They tried to put people on the ground but had to withdraw amid concerns for their safety. At the time the area was buffeted by 80km/h north-west winds and firefighters had to contend with 30m flames near the structures and in 30C heat.

Union general secretary Wayne Butson said KiwiRail jobs on the West Coast were secure, even though there were no trains for the duration of the closure as staff would be redeployed to help contractors repair the damaged infrastructure, between Cass and Springfield.

However, he was disappointed with the extent of firefighting at the weekend.

"I don't understand how helicopters with buckets and fire crews ignored valuable infrastructure," Butson said.

"I don't understand how it was allowed to sustain the damage. They don't allow houses to burn."

Butson said each rail viaduct on the Midland Line had a reservoir adjacent to it.

Kiwi Rail also had high capacity pumps at Springfield which were never utilised.

"They were not moved out of the sheds."

As a result of the fire, coal from the Stockton open-cast mine was being stockpiled at Ngakawau, and the Tranz Alpine tourist trains cancelled until at least April.

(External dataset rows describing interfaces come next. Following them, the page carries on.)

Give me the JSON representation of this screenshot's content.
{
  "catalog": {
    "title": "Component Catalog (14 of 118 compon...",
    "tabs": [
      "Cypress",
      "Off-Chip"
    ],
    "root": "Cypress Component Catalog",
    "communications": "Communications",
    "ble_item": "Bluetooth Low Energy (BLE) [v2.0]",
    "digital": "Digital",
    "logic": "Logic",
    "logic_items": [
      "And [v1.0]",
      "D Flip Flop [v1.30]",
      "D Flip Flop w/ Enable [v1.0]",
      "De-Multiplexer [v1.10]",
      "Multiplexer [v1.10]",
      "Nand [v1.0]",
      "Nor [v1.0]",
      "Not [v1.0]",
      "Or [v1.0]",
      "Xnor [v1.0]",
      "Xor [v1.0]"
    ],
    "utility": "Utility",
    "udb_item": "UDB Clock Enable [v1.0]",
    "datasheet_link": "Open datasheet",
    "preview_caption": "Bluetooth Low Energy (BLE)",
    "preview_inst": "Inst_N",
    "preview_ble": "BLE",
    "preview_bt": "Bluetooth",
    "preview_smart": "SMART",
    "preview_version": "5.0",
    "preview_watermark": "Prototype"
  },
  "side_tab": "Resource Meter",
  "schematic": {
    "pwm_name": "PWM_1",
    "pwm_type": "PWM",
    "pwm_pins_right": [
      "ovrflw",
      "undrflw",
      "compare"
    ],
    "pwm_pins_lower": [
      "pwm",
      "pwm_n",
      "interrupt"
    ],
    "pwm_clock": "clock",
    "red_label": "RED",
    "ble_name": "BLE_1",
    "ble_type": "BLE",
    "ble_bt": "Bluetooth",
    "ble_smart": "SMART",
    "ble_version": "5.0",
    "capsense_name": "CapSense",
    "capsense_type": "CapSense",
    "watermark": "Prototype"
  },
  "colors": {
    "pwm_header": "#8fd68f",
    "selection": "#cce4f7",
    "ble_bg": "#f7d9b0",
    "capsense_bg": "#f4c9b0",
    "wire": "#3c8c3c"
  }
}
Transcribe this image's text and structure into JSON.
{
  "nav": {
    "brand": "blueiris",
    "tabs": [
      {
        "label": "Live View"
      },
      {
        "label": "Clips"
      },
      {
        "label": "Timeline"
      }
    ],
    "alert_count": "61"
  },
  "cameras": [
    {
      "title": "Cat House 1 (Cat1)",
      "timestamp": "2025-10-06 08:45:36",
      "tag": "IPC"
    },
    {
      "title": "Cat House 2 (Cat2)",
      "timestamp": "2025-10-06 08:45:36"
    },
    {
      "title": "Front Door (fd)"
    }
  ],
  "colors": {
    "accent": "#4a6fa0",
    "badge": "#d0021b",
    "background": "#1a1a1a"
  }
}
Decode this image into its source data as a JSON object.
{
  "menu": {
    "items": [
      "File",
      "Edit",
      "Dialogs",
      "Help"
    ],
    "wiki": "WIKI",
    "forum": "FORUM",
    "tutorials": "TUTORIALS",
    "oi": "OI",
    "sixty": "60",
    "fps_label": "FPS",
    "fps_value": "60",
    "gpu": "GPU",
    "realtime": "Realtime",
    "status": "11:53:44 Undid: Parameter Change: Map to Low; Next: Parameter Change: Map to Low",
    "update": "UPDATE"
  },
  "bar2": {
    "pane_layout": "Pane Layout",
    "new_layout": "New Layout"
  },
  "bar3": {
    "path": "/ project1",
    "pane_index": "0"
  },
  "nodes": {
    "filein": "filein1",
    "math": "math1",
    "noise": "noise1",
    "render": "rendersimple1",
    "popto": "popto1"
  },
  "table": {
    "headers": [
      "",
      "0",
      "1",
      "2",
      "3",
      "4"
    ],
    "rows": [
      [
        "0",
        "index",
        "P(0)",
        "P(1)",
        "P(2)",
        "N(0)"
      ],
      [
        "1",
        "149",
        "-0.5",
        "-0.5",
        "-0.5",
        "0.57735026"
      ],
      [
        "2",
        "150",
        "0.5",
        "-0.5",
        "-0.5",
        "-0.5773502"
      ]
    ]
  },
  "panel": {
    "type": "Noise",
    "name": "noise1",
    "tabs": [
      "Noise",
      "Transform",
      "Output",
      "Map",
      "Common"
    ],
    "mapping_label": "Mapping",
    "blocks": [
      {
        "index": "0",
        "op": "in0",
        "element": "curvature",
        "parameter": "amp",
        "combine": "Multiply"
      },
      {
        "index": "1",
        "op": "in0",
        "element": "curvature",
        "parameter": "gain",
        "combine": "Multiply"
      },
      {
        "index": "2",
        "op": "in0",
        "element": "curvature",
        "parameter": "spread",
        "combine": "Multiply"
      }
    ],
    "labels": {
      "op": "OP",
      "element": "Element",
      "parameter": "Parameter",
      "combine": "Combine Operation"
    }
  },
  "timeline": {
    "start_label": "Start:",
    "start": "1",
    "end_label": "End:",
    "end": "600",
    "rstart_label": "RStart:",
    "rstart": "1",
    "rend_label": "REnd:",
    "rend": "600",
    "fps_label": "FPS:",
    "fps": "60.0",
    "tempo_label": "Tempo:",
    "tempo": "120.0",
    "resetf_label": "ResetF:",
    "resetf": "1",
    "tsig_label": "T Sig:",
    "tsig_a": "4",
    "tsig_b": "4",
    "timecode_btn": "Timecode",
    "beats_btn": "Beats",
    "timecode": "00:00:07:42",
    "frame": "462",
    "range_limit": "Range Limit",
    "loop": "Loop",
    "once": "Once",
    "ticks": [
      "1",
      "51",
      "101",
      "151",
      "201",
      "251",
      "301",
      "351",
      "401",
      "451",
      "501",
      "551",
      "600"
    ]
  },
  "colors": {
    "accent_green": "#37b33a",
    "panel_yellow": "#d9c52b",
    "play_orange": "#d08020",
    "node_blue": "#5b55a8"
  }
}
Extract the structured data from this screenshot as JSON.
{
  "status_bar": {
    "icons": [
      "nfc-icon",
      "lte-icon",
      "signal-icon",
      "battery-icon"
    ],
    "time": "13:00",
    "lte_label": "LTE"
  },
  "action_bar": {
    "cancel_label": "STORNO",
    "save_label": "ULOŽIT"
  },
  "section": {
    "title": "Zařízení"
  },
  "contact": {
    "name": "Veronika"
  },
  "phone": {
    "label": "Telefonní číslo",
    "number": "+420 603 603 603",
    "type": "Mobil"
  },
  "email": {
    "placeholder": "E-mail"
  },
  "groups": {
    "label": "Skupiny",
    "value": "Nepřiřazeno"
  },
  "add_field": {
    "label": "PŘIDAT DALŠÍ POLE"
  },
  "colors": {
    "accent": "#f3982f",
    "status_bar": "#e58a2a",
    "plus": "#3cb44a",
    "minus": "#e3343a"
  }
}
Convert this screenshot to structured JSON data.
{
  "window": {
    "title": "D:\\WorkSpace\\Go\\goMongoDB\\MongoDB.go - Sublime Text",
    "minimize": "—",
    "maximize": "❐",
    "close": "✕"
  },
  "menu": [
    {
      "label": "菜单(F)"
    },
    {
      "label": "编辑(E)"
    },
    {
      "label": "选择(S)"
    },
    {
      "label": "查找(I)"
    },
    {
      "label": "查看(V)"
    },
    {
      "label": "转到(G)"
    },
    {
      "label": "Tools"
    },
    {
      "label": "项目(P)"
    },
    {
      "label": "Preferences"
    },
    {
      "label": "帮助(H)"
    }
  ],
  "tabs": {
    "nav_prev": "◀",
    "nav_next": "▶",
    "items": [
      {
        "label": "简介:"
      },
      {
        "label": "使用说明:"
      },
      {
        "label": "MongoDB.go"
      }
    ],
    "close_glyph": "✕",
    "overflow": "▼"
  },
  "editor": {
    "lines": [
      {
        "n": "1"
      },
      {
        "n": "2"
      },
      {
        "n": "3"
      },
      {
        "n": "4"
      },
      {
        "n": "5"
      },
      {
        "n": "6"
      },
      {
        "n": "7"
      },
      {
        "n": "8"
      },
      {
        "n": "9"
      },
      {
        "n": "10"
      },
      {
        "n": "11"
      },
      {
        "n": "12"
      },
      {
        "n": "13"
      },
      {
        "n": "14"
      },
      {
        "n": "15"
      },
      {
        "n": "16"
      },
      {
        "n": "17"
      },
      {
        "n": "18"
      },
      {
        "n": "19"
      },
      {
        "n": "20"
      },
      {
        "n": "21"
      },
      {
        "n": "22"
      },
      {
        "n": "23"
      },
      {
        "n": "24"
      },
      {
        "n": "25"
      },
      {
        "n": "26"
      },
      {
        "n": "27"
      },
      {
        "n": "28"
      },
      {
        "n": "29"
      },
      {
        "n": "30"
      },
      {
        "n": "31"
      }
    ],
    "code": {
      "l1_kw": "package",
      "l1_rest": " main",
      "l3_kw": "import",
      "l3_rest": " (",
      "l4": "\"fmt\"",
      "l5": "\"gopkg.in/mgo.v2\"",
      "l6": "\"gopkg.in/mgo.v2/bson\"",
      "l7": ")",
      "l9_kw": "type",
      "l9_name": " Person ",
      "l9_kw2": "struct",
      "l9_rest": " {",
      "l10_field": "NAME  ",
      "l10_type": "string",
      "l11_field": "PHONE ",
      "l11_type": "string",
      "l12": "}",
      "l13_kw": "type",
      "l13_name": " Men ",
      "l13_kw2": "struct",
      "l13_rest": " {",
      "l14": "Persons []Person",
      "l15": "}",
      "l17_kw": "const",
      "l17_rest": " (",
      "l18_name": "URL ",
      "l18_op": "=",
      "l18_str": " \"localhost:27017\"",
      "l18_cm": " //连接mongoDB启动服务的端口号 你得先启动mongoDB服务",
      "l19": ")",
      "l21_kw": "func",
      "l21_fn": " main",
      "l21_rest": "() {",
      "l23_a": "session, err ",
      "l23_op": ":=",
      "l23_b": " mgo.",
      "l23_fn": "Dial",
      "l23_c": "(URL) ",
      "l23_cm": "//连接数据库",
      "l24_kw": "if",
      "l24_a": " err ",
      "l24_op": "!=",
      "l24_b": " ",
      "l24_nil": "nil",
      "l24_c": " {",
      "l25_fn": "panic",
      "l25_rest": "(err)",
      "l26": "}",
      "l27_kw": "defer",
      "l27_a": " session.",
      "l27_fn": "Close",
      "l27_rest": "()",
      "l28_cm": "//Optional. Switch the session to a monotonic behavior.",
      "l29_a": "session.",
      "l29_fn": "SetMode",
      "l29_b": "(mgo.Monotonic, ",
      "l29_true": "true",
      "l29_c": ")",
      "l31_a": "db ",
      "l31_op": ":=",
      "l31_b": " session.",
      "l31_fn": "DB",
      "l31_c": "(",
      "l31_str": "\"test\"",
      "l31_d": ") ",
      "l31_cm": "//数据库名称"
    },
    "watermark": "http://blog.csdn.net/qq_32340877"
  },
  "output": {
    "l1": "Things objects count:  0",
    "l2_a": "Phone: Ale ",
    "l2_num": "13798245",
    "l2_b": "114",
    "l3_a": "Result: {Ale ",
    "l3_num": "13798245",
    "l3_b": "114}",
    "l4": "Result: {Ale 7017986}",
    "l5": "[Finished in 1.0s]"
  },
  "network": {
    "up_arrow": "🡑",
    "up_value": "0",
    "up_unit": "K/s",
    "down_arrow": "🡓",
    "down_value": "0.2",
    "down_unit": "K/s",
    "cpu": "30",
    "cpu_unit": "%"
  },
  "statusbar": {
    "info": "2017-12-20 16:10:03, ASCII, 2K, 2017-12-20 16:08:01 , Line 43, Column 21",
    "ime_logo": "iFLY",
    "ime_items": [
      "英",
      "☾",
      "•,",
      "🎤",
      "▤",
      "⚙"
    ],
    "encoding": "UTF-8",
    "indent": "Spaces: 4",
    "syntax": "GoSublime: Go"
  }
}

Butson said he thought the six weeks estimated by Kiwi Rail to reopen the line was "extremely optimistic".

Three days ago Kiwi Rail group manager Todd Moyle said it was "grateful to the New Zealand Fire Service and the Department of Conservation for their amazing work over the weekend to bring this 300ha fire under control".

- Greymouth Star